These transformations also open a new regulatory landscape. Governments and corporations will have to address new sets of challenges, such as preventing money laundering, tax evasion and terrorist financing. Due in part to current lockdown measures, criminal activity in Latin America — drug dealing, human trafficking, contraband, and cybercrime — has also found a way to adapt, leveraging fintech platforms as channels to receive and make payments while avoiding conventional regulatory controls and oversight. Consequently, criminals are gaining liquidity and finding ways to launder illegal funds onto platforms and even into the financial ecosystem.
For instance, the use of fintech platforms and other third-party intermediaries renders the job of regulators more difficult as they seek to determine how the funds were generated or where they are derived from. Likewise, the use of non-bank financial institutions such as Western Union, as well as cryptocurrencies, helps illicit organizations avoid legal controls.
Nonetheless, the introduction of dynamic and bespoke regulation into the fintech space can both enhance the user experience and help oversight authorities with due diligence and compliance as required by law. Responsible governance and transparency in this sector are essential to ensure that governments and individuals are protected amid growing concerns around user data privacy, particularly as cyberattacks become more common, thus elevating digital risk.
Sectors of the global market that were deemed essential a few weeks ago and had experienced steady growth trajectories for decades are now facing a challenging change in the paradigm. From higher education and international travel to lodging and hospitality, many aspects of modern life will be forever transformed by the realization that, in a tele-business world, classrooms and boardrooms can be accessed from a home office for a fraction of the cost.
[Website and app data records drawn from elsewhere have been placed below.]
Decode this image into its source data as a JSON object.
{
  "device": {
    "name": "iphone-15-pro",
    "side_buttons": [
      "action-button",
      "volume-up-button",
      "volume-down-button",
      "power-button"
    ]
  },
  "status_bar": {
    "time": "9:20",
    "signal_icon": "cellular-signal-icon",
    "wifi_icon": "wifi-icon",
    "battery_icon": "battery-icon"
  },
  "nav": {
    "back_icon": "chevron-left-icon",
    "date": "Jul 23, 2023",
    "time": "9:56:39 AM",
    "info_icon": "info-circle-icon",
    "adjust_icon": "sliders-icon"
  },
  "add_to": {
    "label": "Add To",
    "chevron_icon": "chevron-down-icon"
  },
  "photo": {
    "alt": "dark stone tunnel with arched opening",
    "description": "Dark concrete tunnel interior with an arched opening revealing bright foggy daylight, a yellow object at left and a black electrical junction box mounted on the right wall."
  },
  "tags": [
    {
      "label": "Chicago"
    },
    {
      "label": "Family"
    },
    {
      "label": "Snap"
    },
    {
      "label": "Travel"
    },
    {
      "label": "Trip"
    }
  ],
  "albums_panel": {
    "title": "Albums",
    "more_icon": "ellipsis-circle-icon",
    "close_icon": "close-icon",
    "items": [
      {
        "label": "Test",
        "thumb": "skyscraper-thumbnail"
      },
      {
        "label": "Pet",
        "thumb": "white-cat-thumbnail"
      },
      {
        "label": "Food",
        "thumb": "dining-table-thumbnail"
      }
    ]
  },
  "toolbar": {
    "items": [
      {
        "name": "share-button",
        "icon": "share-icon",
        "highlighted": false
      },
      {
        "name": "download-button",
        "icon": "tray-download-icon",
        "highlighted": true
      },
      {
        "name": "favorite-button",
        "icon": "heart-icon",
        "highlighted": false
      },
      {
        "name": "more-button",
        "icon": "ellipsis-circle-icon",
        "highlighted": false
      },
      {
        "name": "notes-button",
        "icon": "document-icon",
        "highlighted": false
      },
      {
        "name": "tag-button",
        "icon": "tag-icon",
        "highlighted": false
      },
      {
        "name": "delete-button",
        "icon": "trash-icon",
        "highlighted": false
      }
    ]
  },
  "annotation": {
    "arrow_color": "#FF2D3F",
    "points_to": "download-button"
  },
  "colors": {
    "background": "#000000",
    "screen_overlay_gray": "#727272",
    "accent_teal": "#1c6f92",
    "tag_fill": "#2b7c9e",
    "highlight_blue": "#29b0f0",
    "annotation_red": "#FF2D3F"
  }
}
Thus, commercial real estate can expect to feel the sting of an increasingly digitized economy and adapting businesses seeking to reduce fixed costs.
With established and emergent players struggling in a variety of markets, and with the capital needed to fuel competition shrinking, another trend in impacted industries, like retail and air travel, will be consolidation. Some sectors are becoming more competitive as a new economy takes shape, but startups and entrepreneurs might struggle with operations and funding as recapitalization investments are put on hold or down-rounds become the only option. Beyond the obvious enablers of the digital 2.0 economy (such as teleconferencing and web-streaming platforms), food and grocery delivery services, as well as healthy-living enablers, are seeing their markets grow.
In the fintech space, large strategic acquirers will be careful about their investments as they see the crisis reflected in their income statements and thus focus on targets that generate proven efficiencies through reduced costs. Meanwhile, financial funds will be looking to capitalize on fire-sale exits in the fintech space before the dust settles and the coronavirus premium ups enterprise value.
In short, the stress of COVID-19 on the global economy will expand the market for fintech and accelerate the pace at which it is adopted. It is up to established market players and government regulators to keep lockstep with technological innovation and increased user demand for efficiency.